━━━━━ MATERIAL PROVIDED

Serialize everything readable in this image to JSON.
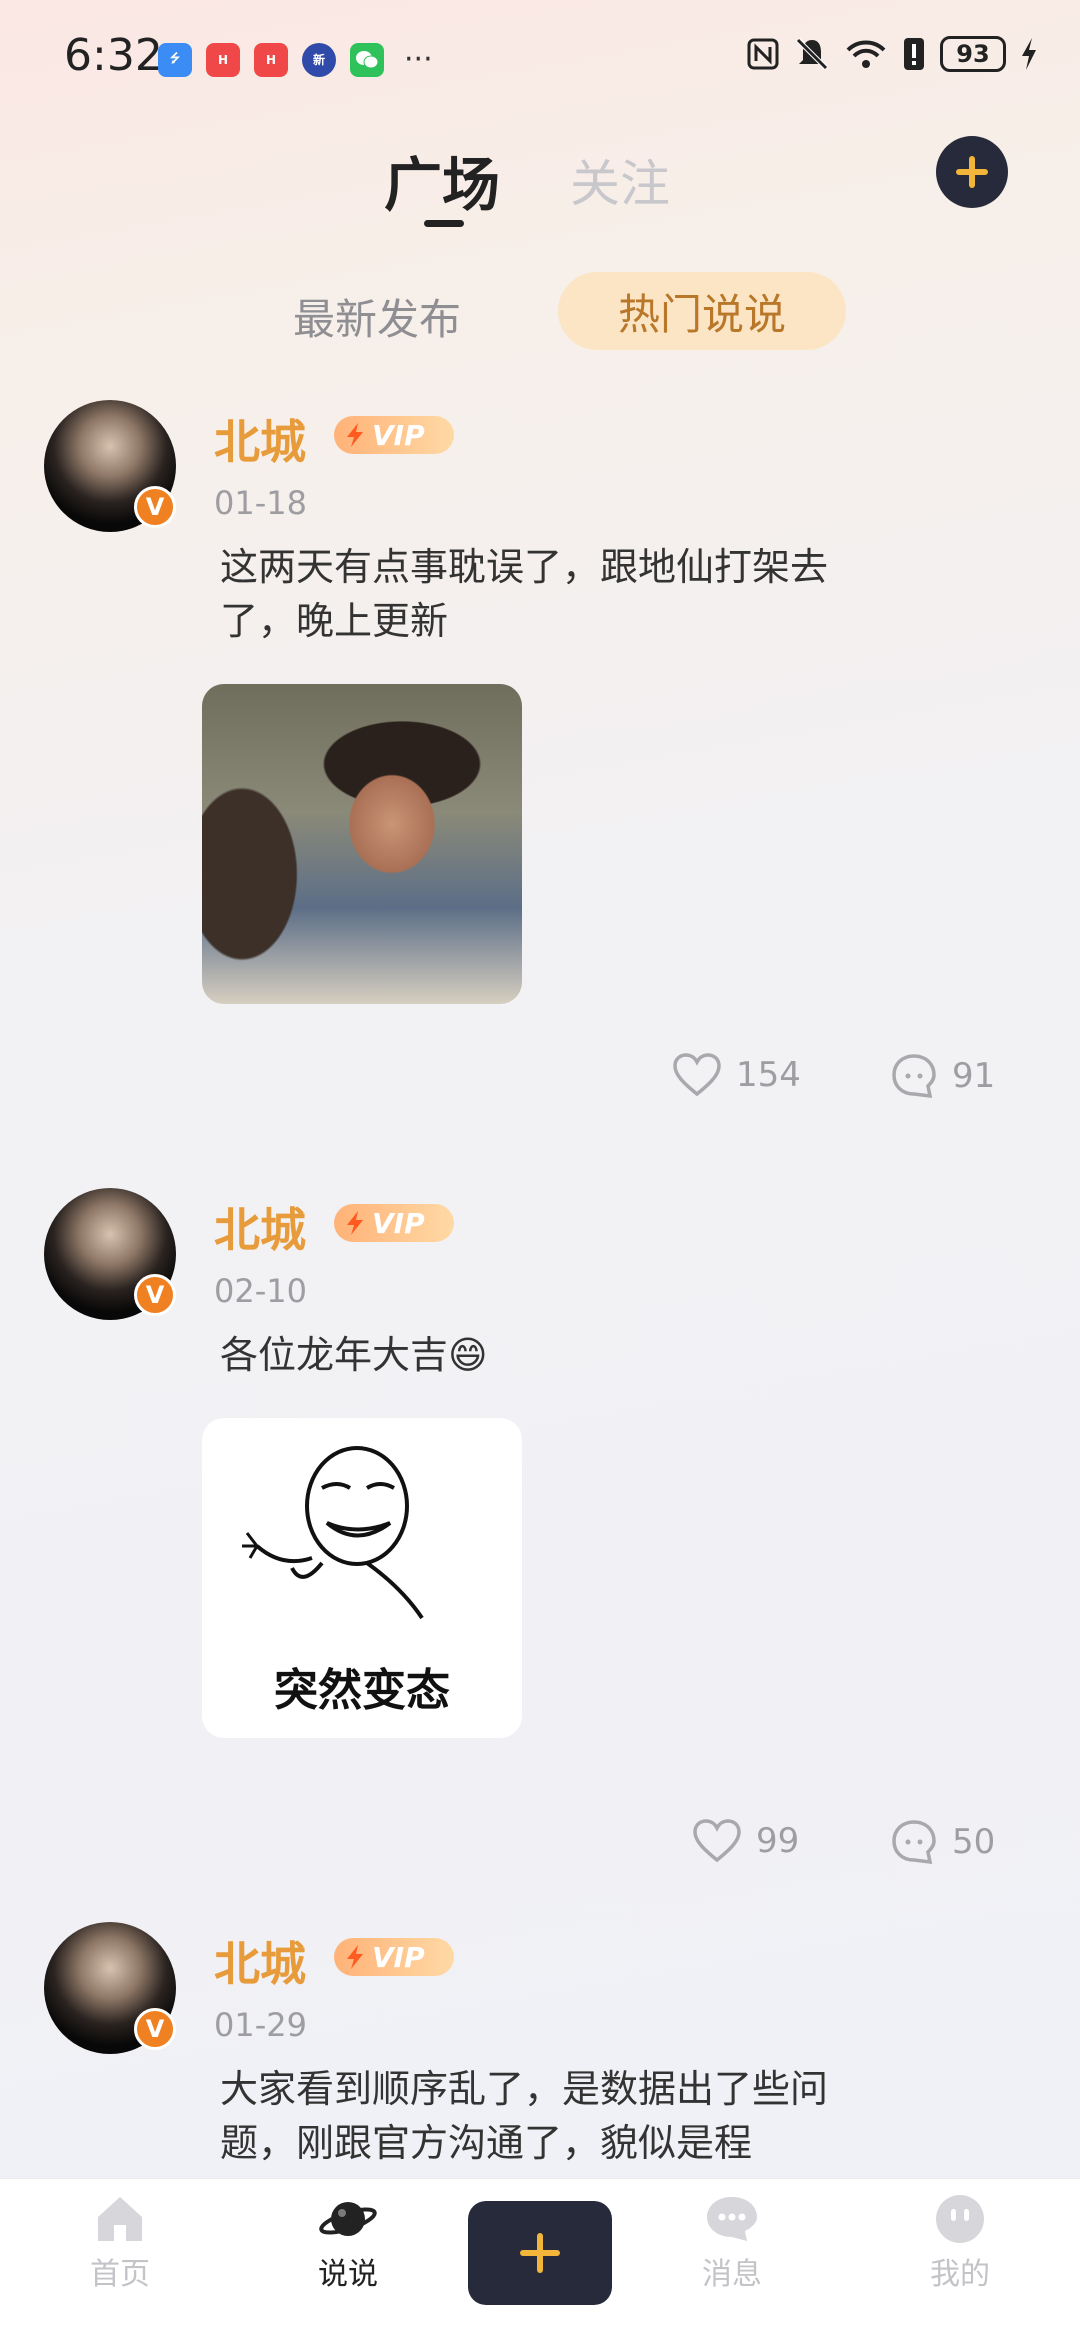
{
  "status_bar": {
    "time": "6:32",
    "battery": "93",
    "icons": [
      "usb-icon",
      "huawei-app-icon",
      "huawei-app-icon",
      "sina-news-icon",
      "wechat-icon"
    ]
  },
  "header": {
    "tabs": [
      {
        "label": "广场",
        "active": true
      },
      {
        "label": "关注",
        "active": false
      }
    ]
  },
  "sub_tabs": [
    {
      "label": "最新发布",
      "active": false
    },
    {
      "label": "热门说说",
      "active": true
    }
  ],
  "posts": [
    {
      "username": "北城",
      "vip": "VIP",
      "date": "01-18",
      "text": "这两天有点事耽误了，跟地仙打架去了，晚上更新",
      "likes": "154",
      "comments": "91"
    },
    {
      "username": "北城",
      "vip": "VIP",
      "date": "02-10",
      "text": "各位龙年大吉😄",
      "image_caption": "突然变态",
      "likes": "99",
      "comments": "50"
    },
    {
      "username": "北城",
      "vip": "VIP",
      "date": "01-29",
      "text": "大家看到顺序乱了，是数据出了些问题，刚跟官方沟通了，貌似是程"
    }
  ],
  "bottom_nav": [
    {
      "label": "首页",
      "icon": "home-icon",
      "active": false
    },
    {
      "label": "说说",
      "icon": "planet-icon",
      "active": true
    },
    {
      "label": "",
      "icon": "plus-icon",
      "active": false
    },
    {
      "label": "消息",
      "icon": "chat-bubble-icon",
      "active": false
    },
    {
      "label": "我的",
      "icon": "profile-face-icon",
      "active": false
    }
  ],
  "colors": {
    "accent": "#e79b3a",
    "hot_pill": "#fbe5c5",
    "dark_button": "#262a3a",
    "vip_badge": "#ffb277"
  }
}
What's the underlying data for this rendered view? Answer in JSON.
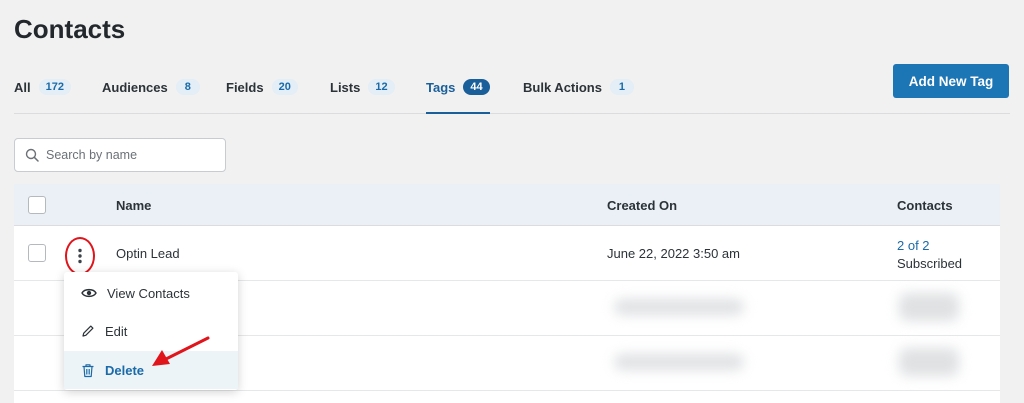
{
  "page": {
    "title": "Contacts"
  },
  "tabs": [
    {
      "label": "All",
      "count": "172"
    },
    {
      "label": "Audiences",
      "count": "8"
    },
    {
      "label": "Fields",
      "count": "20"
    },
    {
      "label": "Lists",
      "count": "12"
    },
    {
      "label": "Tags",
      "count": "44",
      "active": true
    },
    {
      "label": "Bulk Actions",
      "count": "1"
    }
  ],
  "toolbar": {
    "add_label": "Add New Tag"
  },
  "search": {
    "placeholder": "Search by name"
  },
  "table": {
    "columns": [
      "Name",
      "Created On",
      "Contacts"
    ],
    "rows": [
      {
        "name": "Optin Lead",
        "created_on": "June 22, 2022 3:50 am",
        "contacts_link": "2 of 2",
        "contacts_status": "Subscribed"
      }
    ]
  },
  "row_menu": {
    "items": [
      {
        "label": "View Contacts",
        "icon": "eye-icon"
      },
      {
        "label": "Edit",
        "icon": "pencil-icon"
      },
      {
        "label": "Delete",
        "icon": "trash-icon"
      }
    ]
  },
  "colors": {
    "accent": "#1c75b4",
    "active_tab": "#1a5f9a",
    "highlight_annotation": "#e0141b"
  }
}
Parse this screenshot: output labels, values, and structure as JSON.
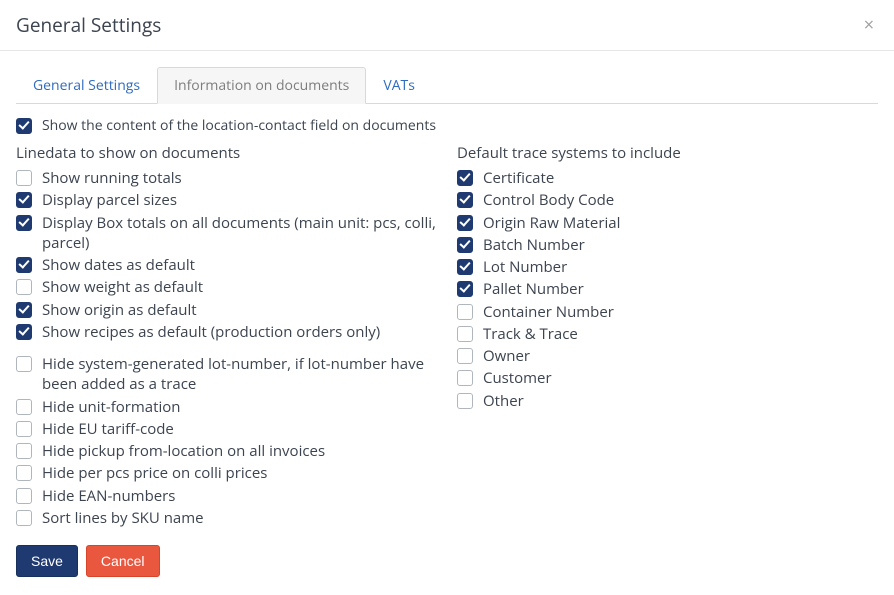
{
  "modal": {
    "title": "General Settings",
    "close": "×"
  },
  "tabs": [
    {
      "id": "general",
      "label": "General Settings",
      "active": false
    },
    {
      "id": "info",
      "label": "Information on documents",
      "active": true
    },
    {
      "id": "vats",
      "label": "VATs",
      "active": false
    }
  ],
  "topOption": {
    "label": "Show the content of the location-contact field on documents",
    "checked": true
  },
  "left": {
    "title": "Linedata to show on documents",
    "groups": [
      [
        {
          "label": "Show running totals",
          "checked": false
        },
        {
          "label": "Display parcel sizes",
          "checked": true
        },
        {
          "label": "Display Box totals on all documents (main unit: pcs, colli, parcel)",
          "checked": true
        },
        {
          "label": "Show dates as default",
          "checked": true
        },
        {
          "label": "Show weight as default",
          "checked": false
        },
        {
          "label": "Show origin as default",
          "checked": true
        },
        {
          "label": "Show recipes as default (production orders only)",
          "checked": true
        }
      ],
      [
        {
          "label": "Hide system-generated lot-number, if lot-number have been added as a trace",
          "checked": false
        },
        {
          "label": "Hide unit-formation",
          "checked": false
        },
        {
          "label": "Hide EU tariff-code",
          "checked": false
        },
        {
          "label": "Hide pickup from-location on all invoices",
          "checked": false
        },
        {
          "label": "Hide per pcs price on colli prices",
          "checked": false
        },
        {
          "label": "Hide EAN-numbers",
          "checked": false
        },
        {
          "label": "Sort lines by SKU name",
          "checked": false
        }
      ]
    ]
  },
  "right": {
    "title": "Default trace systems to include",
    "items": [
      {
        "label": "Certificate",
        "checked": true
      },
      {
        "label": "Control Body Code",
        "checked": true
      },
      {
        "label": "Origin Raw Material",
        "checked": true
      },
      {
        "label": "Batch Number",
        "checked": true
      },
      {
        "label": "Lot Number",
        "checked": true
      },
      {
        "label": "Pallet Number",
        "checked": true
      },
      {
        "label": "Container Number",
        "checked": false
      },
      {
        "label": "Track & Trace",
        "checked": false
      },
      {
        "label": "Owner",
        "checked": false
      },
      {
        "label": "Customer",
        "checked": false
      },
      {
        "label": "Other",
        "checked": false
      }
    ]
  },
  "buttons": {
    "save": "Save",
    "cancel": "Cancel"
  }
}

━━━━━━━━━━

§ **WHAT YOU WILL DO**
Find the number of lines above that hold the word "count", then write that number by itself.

§ **SOLUTION TO THIS PROBLEM**
6